Canadians are using self-directed RRSP accounts to buy stocks as part of their overall retirement-planning process.
The strategy makes sense in an era where GIC returns barely cover inflation. In addition, many people are now self-employed or members of the gig economy, meaning they don’t have generous company pensions to rely on when they decide to retire.
Owning a balanced portfolio of top-quality stocks has traditionally proven to be a profitable move, especially when the shares are held for a long time.
Let’s take a look at three stocks that might be interesting RRSP picks today.
Nutrien (TSX:NTR)(NYSE:NTR) produces crop nutrient products such as potash, nitrogen, and phosphate. Farmers around the world rely on these fertilizers to help boost yields. This will become increasingly important in the next few decades as the global population is expected to rise 30% through 2050.
At the same time, farmers have less land available due to the expansion of cities into rural areas. Nutrien is the planet’s leading potash supplier.
The company raised the dividend twice in the past year, and investors should see another increase in 2020, supported by higher anticipated profits in 2019 compared to 2018.
The current payout provides a yield of 3.4%. The stock trades at $69, compared to its 12-month high near $76 per share.
Investment advisors often recommend having gold exposure in your holdings. This wasn’t a profitable move in recent years, but a turnaround has occurred in the past 12 months and pundits say the upward trend could run for years.
Falling interest rates and negative bond yields around the globe are providing support for gold.

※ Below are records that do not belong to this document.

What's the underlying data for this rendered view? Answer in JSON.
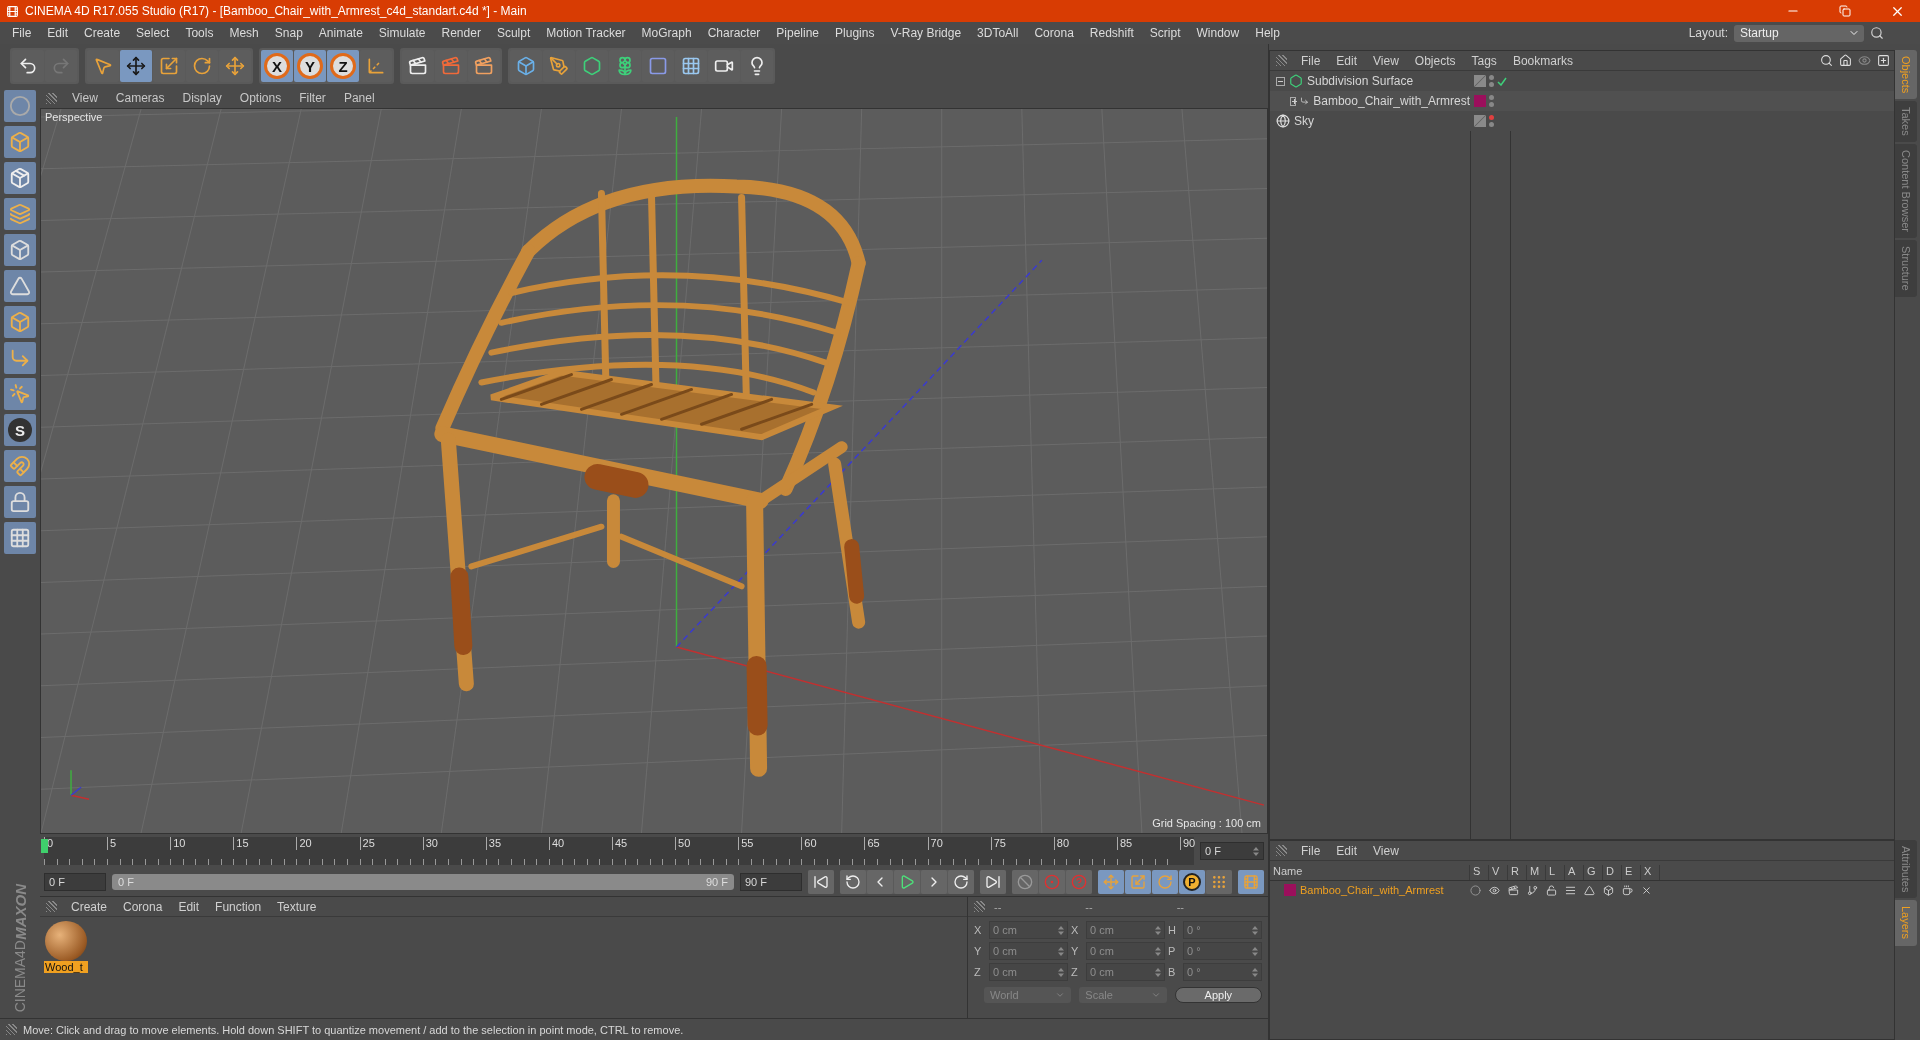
{
  "window": {
    "title": "CINEMA 4D R17.055 Studio (R17) - [Bamboo_Chair_with_Armrest_c4d_standart.c4d *] - Main"
  },
  "menu": [
    "File",
    "Edit",
    "Create",
    "Select",
    "Tools",
    "Mesh",
    "Snap",
    "Animate",
    "Simulate",
    "Render",
    "Sculpt",
    "Motion Tracker",
    "MoGraph",
    "Character",
    "Pipeline",
    "Plugins",
    "V-Ray Bridge",
    "3DToAll",
    "Corona",
    "Redshift",
    "Script",
    "Window",
    "Help"
  ],
  "layout": {
    "label": "Layout:",
    "value": "Startup"
  },
  "toolbar": {
    "tools": [
      {
        "kind": "select",
        "selected": false
      },
      {
        "kind": "move",
        "selected": true
      },
      {
        "kind": "scale",
        "selected": false
      },
      {
        "kind": "rotate",
        "selected": false
      }
    ],
    "axis_buttons": [
      {
        "label": "X",
        "on": true
      },
      {
        "label": "Y",
        "on": true
      },
      {
        "label": "Z",
        "on": true
      }
    ]
  },
  "tool_column": {
    "snap_letter": "S"
  },
  "viewport": {
    "menu": [
      "View",
      "Cameras",
      "Display",
      "Options",
      "Filter",
      "Panel"
    ],
    "camera": "Perspective",
    "grid_spacing": "Grid Spacing : 100 cm"
  },
  "timeline": {
    "ticks": [
      "0",
      "5",
      "10",
      "15",
      "20",
      "25",
      "30",
      "35",
      "40",
      "45",
      "50",
      "55",
      "60",
      "65",
      "70",
      "75",
      "80",
      "85",
      "90"
    ],
    "frame": "0 F"
  },
  "transport": {
    "start": "0 F",
    "range_start": "0 F",
    "range_end": "90 F",
    "end": "90 F",
    "param_letter": "P",
    "range": {
      "level": 1
    }
  },
  "materials": {
    "menu": [
      "Create",
      "Corona",
      "Edit",
      "Function",
      "Texture"
    ],
    "items": [
      {
        "name": "Wood_t",
        "selected": true
      }
    ]
  },
  "logo": {
    "brand": "MAXON",
    "product": "CINEMA4D"
  },
  "coordinates": {
    "headers": [
      "--",
      "--",
      "--"
    ],
    "rows": [
      [
        {
          "axis": "X",
          "value": "0 cm"
        },
        {
          "axis": "X",
          "value": "0 cm"
        },
        {
          "axis": "H",
          "value": "0 °"
        }
      ],
      [
        {
          "axis": "Y",
          "value": "0 cm"
        },
        {
          "axis": "Y",
          "value": "0 cm"
        },
        {
          "axis": "P",
          "value": "0 °"
        }
      ],
      [
        {
          "axis": "Z",
          "value": "0 cm"
        },
        {
          "axis": "Z",
          "value": "0 cm"
        },
        {
          "axis": "B",
          "value": "0 °"
        }
      ]
    ],
    "dropdowns": [
      "World",
      "Scale"
    ],
    "apply": "Apply"
  },
  "status_bar": "Move: Click and drag to move elements. Hold down SHIFT to quantize movement / add to the selection in point mode, CTRL to remove.",
  "objects": {
    "menu": [
      "File",
      "Edit",
      "View",
      "Objects",
      "Tags",
      "Bookmarks"
    ],
    "items": [
      {
        "name": "Subdivision Surface",
        "kind": "subdivision",
        "expanded": true,
        "enabled": true,
        "render_visible": true,
        "children": [
          {
            "name": "Bamboo_Chair_with_Armrest",
            "kind": "null",
            "expanded": false,
            "render_visible": true,
            "color": "#9b0f5c"
          }
        ]
      },
      {
        "name": "Sky",
        "kind": "sky",
        "render_visible": false
      }
    ]
  },
  "side_tabs": [
    {
      "label": "Objects",
      "selected": true
    },
    {
      "label": "Takes",
      "selected": false
    },
    {
      "label": "Content Browser",
      "selected": false
    },
    {
      "label": "Structure",
      "selected": false
    }
  ],
  "layers": {
    "menu": [
      "File",
      "Edit",
      "View"
    ],
    "columns": [
      "Name",
      "S",
      "V",
      "R",
      "M",
      "L",
      "A",
      "G",
      "D",
      "E",
      "X"
    ],
    "rows": [
      {
        "name": "Bamboo_Chair_with_Armrest",
        "color": "#9b0f5c"
      }
    ]
  },
  "bottom_tabs": [
    {
      "label": "Attributes",
      "selected": false
    },
    {
      "label": "Layers",
      "selected": true
    }
  ]
}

The precious metal is viewed as a safe haven in times of economic uncertainty and serves as a protector of capital for international investors who fear their currencies are going to plunge against the American dollar.
This has pushed the price of the yellow metal to six-year highs, and the current outlook suggests we might be at an opportune moment to buy gold stocks.
Barrick Gold (TSX:ABX)(NYSE:GOLD) is a popular choice. The company is the planet’s second-largest producer and has the capacity to generate significant free cash flow in the event gold extends its rally.
The stock has pulled back a bit in the past few trading sessions, giving new investors a chance to get in at a decent price after a strong rally that occurred through the summer.
Bank of Nova Scotia
The company has spent billions of dollars to build a large presence in Latin America with a specific focus on Peru, Chile, Colombia, and Mexico. The four countries are the heart of the Pacific Alliance trade bloc, which is home to more than 230 million consumers.
As the middle class grows in these countries, Bank of Nova Scotia should benefit from rising demand for loans and investment products. The international operations already account for roughly 30% of Bank of Nova Scotia’s profits.
The company recently reported solid results for fiscal Q3 2019 and raised the dividend. Investors who buy the stock today can pick up an attractive 4.8% yield.
The stock is moving higher after an extended slide, but it still trades at a cheap multiple.
The bottom line
Nutrien, Barrick Gold, and Bank of Nova Scotia should be good long-term bets for RRSP investors and all appear reasonably priced today. An equal investment across the three stocks would provide exposure to a number of industries and international markets.
If you only buy one, I would probably make Bank of Nova Scotia the first choice right now.
Motley Fool Canada's market-beating team has just released a brand-new FREE report revealing 5 "dirt cheap" stocks that you can buy today for under $49 a share. Our team thinks these 5 stocks are critically undervalued, but more importantly, could potentially make Canadian investors who act quickly a fortune. Don't miss out! Simply click the link below to grab your free copy and discover all 5 of these stocks now.
Fool contributor Andrew Walker owns shares of Barrick Gold and Nutrien. Bank of Nova Scotia and Nutrien are recommendations of Stock Advisor Canada.